GM Ready to Sell India Plant
General Motors is finalizing a deal to sell its last factory in India to Chinese carmaker Great Wall Motor.
It’s the latest part of GM’s retreat from markets where its investments haven’t paid off. During the past decade the company also has phased out or sharply slashed local operations in Australia, Europe, Russia, South Africa and Venezuela.
In 2016, GM was operating two plants in India—in Halol and Talegaon—with combined annual capacity of 260,000 units. But that year the company sold fewer than 29,000 cars there, a market whose growth potential was being compared to China’s.
In early 2017, GM sold its Halol facility to China’s SAIC Motor. A month later the company said the smaller Talegaon factory would stop serving the Indian market and become an export hub instead.
One Market, Two Views

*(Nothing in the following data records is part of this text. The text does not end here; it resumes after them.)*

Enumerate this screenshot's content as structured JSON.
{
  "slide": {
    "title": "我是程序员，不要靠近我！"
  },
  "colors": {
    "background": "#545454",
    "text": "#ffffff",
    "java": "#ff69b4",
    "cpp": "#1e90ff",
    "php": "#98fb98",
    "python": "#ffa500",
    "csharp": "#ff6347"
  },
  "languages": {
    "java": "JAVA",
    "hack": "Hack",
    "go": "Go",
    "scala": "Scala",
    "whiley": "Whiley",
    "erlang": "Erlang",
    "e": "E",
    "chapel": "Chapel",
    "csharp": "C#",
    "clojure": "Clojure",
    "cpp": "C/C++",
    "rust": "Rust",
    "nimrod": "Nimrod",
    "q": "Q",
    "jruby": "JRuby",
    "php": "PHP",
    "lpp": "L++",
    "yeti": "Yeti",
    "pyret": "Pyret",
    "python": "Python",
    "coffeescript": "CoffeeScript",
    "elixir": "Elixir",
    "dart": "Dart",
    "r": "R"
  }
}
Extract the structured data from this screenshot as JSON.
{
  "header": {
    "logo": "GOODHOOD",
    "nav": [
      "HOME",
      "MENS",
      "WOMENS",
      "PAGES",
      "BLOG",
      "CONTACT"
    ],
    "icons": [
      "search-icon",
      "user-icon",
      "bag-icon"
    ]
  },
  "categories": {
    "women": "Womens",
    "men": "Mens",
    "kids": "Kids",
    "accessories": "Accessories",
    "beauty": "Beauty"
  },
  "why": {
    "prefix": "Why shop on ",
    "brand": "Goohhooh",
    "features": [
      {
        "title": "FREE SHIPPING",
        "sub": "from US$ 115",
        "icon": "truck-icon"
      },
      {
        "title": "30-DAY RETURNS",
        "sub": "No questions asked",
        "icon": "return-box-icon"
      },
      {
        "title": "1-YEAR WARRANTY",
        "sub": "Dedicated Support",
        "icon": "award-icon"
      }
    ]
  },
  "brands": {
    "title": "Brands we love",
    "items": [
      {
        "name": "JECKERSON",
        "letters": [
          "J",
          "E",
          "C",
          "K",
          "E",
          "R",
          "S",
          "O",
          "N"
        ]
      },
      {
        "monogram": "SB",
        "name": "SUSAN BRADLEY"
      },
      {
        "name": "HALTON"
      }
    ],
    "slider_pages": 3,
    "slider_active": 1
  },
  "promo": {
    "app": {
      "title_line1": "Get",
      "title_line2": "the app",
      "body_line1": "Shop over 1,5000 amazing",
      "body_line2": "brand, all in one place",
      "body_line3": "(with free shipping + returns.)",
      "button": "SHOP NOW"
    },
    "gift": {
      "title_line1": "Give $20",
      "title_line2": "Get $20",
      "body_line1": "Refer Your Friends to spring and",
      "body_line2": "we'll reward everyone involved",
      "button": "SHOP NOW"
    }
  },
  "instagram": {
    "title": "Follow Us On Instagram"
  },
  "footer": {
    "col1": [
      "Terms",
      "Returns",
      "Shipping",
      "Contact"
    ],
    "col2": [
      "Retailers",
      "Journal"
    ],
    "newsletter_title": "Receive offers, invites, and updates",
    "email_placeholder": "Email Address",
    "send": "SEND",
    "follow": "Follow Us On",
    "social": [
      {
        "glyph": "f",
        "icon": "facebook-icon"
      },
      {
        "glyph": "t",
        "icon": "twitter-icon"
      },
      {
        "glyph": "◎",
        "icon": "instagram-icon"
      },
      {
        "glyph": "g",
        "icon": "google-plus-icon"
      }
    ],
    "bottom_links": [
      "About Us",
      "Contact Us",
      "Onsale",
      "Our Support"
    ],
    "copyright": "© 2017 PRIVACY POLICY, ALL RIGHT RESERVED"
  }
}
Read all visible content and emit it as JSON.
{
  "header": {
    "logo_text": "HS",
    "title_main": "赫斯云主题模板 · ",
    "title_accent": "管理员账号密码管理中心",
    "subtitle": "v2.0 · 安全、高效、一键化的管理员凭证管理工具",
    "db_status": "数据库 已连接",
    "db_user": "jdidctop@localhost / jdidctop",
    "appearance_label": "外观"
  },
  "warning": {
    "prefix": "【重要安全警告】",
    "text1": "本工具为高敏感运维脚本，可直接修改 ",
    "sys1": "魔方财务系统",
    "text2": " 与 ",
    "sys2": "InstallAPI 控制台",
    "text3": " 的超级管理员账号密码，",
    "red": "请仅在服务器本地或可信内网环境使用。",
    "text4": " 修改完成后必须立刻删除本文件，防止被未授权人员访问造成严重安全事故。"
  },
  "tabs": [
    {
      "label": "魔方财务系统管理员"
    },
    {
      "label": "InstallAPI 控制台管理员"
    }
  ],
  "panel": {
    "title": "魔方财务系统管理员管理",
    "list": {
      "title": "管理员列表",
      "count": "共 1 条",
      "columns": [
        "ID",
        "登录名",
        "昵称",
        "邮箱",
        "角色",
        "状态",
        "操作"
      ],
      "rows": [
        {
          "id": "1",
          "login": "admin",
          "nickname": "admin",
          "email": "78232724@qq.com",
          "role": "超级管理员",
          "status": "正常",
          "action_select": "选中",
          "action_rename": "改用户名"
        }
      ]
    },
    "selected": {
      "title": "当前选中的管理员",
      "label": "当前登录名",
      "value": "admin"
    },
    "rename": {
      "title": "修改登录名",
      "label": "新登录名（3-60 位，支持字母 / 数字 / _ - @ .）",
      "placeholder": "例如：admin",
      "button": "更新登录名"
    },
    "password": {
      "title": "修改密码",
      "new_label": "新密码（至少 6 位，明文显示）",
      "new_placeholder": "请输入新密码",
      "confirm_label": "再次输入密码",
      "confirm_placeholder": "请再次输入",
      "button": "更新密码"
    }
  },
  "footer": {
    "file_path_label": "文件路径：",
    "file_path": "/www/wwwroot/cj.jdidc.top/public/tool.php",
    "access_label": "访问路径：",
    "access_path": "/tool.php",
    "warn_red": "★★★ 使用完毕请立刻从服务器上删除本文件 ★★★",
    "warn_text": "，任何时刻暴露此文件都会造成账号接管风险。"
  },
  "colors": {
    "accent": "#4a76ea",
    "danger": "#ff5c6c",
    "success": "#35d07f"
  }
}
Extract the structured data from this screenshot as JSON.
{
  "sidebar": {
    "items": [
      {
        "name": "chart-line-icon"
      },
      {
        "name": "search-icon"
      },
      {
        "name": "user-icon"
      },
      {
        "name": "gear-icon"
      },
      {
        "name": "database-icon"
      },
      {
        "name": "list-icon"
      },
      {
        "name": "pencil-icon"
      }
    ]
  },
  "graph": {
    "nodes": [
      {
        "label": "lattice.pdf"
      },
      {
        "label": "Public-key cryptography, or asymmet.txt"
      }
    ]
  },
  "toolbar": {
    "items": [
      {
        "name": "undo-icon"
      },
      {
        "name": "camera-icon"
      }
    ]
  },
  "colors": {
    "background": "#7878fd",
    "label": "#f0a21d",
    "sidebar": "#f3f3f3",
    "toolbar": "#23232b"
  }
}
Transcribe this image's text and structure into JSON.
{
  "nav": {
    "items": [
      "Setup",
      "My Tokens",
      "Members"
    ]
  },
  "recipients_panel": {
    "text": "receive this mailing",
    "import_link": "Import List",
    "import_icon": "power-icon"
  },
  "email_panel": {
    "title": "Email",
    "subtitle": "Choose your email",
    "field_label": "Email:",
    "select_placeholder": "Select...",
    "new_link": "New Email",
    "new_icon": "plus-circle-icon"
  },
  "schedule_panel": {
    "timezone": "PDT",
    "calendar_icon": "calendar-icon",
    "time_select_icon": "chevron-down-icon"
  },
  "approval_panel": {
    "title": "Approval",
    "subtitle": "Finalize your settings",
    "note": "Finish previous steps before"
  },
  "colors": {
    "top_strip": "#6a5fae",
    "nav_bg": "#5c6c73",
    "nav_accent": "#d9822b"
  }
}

At the time, then-President Dan Ammann said GM was bailing out of India to refocus resources on markets with greater growth potential.
Great Wall sees India differently. It describes the country’s “great potential, rapid economic growth and a good investment environment.”
The little car that could still can. And this time as a car that not only gets great fuel economy, but which has ride and handling that makes it more than an econo-box (and its styling is anything but boxy).
Once the playground of exotic car makers, the definition of a niche vehicle has expanded to include image vehicles for mainstream OEMs, and specialist models produced on high-volume platforms.
Effective management is a timeless skill—as demonstrated by this treasure of an article from the AutoBeat Group archive. Although the tools of the trade have changed and proliferated, the basics remain the same. Here are 8 old school (and just darn practical) rules for being an excellent manager.